## Exercise aim
The response should contain only those lines of the entries below that include the string "content".

(Source data)
□ □ □ □ □

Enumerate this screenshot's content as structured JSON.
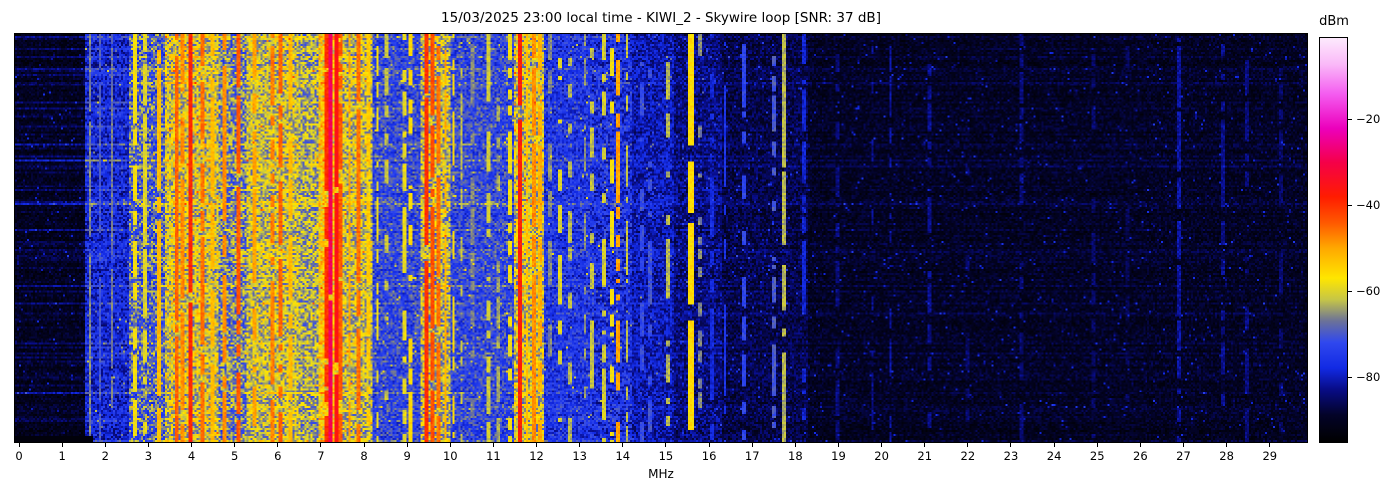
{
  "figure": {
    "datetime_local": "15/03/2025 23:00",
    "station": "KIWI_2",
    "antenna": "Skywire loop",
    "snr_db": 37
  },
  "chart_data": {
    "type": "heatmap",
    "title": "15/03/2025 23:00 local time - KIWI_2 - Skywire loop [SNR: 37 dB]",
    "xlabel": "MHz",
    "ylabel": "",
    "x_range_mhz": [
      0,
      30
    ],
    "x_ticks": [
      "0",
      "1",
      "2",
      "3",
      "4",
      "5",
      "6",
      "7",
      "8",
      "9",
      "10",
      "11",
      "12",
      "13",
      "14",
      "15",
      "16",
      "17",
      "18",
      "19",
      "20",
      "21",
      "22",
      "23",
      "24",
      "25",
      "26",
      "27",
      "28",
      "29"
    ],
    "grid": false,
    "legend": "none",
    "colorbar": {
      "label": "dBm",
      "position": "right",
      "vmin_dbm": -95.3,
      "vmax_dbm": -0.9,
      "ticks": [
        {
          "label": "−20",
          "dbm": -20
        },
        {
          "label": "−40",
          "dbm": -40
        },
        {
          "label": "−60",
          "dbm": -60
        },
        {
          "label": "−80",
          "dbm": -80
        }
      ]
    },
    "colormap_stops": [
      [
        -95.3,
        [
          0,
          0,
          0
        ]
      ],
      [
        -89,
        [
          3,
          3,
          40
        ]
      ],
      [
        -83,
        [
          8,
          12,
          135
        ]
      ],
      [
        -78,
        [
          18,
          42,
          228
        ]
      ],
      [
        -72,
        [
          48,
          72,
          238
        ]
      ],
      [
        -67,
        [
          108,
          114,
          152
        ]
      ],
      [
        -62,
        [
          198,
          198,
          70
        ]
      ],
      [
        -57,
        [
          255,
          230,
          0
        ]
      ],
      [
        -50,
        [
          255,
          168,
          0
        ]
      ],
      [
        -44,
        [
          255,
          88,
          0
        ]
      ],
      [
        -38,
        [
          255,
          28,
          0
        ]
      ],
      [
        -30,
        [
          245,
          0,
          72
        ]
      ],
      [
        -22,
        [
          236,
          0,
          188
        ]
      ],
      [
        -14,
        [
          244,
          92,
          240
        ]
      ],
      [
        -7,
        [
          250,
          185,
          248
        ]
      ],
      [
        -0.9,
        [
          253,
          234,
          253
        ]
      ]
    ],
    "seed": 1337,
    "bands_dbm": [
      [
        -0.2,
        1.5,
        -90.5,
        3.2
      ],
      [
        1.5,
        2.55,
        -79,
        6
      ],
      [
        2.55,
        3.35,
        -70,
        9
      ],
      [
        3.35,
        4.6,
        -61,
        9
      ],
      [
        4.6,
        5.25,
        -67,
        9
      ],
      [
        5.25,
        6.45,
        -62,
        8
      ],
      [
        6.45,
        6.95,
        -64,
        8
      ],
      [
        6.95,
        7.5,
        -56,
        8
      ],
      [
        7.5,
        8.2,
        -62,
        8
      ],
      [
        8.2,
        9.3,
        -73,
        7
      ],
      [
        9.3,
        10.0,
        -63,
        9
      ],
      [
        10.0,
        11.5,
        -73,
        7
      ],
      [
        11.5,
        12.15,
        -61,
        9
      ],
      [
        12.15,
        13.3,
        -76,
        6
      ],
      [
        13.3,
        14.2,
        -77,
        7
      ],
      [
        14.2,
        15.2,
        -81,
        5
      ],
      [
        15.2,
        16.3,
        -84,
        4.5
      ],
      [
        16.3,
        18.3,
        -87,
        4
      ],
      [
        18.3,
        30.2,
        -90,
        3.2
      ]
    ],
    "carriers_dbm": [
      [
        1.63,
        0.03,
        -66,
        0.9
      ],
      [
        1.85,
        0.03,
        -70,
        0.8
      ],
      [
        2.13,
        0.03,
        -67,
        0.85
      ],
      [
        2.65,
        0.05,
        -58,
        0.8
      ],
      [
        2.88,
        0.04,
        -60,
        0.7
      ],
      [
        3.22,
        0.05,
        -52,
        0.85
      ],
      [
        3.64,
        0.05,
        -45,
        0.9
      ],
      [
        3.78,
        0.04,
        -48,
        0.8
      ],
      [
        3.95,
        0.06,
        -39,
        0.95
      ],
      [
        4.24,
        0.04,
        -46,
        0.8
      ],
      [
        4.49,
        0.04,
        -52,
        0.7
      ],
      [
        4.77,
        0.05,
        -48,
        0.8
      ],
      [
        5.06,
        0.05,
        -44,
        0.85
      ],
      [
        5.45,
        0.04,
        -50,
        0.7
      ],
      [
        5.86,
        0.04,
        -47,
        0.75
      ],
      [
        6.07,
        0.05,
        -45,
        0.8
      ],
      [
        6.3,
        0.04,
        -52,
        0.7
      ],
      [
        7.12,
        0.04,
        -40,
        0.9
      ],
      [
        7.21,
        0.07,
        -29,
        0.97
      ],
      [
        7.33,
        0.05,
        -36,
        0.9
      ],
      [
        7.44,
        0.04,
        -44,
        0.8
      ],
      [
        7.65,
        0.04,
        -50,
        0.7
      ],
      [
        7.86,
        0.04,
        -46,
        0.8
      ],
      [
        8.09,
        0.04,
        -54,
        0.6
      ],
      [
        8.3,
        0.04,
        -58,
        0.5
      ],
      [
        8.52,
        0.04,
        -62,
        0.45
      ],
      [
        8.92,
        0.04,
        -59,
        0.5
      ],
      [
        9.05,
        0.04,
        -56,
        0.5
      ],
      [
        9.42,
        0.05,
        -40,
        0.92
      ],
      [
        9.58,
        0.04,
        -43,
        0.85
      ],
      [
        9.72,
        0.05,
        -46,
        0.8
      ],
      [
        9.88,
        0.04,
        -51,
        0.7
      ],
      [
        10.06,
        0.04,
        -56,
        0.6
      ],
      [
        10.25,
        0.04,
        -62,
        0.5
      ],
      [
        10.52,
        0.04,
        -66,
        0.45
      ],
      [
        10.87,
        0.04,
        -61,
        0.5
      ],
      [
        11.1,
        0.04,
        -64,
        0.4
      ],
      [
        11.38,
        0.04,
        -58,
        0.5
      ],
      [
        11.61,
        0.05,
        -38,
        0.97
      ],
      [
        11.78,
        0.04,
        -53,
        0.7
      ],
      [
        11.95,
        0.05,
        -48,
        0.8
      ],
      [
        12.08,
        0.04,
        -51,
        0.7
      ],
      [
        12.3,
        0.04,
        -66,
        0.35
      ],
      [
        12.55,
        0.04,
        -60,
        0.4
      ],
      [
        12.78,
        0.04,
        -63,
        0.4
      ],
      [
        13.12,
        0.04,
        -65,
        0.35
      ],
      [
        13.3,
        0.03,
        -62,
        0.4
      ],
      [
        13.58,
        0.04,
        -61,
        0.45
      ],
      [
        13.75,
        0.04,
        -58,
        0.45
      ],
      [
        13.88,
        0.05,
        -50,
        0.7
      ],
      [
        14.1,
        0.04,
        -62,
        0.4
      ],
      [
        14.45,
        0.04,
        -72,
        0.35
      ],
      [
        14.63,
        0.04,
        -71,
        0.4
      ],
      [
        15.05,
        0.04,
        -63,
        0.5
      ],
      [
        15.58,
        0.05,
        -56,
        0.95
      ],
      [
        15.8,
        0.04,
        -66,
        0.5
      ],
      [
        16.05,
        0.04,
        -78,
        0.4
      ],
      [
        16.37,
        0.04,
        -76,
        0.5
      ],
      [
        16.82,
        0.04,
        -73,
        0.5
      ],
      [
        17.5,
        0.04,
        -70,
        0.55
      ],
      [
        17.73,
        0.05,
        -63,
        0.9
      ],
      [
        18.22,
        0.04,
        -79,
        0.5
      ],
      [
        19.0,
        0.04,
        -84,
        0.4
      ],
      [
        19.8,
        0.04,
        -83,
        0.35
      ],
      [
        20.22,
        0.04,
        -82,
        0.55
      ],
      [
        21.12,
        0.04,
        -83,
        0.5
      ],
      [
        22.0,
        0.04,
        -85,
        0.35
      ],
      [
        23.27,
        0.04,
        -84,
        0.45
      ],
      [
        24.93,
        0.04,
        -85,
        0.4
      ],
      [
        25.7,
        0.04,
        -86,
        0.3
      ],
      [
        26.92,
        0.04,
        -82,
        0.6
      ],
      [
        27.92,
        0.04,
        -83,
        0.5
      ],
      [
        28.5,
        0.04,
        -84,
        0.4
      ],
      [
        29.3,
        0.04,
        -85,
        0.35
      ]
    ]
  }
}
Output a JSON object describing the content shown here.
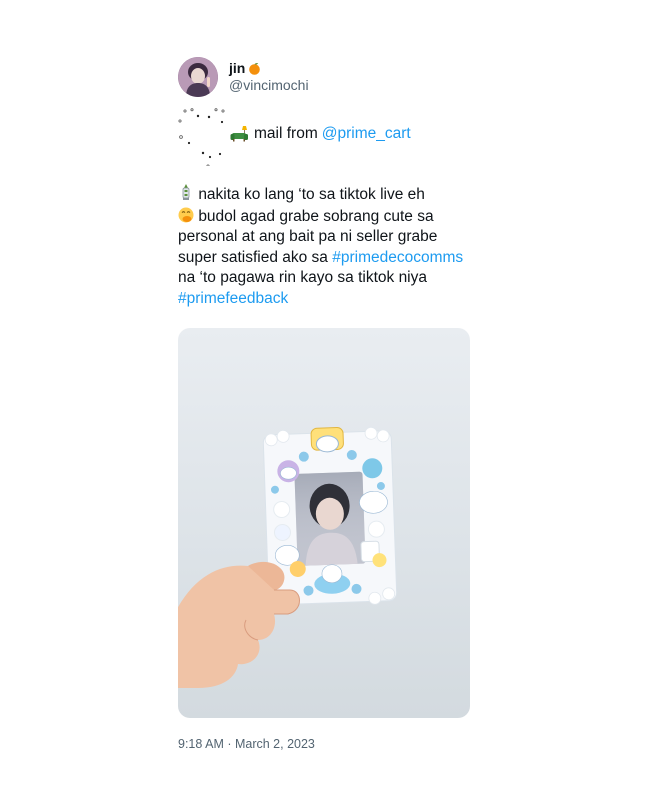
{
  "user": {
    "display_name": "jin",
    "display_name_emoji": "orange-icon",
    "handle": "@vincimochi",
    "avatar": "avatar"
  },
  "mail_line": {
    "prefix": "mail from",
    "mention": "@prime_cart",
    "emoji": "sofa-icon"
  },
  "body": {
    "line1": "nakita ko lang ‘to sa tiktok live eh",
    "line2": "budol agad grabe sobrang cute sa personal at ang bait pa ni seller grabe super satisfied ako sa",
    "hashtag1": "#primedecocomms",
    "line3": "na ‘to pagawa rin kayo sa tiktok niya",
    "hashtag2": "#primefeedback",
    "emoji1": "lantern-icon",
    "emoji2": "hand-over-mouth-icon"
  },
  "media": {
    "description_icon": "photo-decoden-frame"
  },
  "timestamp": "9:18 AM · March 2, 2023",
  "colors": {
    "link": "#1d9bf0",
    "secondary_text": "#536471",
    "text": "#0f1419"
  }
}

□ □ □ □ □

## Task result
Enumerate this screenshot's content as structured JSON.
Output a JSON object describing the content shown here.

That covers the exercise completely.